#### Exercise
A copy is needed of each line in the records that has the word "this".
(Beginning of Records for processing)
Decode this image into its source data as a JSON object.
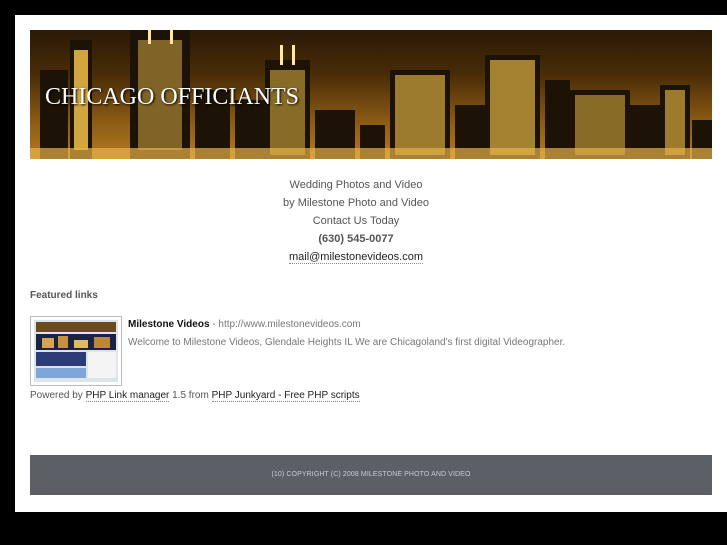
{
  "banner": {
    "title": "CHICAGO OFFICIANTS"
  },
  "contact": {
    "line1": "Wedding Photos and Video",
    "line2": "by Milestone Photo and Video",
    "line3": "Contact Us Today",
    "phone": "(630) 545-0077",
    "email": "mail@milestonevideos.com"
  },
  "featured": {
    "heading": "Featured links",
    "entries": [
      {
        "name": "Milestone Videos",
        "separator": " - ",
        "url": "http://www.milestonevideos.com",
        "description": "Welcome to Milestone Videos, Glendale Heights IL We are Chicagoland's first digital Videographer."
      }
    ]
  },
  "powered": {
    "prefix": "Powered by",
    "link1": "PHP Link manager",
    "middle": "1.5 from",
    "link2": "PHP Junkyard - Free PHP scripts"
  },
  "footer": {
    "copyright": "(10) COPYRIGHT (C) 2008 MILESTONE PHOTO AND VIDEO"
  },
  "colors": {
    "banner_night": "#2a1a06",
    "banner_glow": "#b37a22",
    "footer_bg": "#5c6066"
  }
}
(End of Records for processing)
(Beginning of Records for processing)
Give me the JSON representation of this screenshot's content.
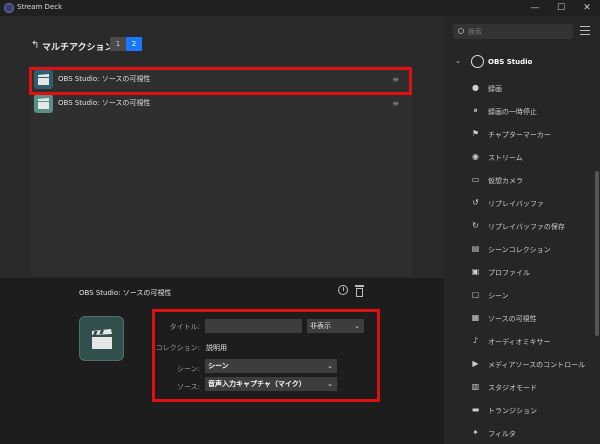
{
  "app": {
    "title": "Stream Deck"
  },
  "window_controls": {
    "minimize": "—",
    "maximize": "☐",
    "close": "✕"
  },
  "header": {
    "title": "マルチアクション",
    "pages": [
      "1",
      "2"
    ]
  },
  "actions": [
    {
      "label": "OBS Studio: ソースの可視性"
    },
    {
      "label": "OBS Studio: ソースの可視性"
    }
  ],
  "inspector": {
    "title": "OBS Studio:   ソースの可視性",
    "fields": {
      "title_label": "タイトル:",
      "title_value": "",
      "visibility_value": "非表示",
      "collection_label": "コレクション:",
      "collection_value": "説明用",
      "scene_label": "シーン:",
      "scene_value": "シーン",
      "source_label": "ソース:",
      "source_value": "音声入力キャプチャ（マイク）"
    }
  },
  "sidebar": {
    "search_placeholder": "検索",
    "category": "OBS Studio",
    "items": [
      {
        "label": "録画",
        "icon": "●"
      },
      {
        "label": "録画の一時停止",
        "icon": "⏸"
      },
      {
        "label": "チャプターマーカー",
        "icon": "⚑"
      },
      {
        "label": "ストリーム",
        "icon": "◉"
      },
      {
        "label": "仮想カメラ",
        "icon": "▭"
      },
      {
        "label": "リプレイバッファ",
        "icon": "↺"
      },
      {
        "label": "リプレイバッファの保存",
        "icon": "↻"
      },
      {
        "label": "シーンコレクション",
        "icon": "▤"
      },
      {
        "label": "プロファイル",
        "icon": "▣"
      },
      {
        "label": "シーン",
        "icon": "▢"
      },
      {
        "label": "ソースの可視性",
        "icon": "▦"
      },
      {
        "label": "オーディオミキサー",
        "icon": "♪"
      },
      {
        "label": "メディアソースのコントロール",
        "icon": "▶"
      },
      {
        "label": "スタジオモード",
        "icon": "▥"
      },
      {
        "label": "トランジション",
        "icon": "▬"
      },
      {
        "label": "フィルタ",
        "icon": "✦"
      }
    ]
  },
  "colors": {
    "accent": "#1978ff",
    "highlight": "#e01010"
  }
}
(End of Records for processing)
#### Task answer
Decode this image into its source data as a JSON object.
Give me the JSON representation of this screenshot's content.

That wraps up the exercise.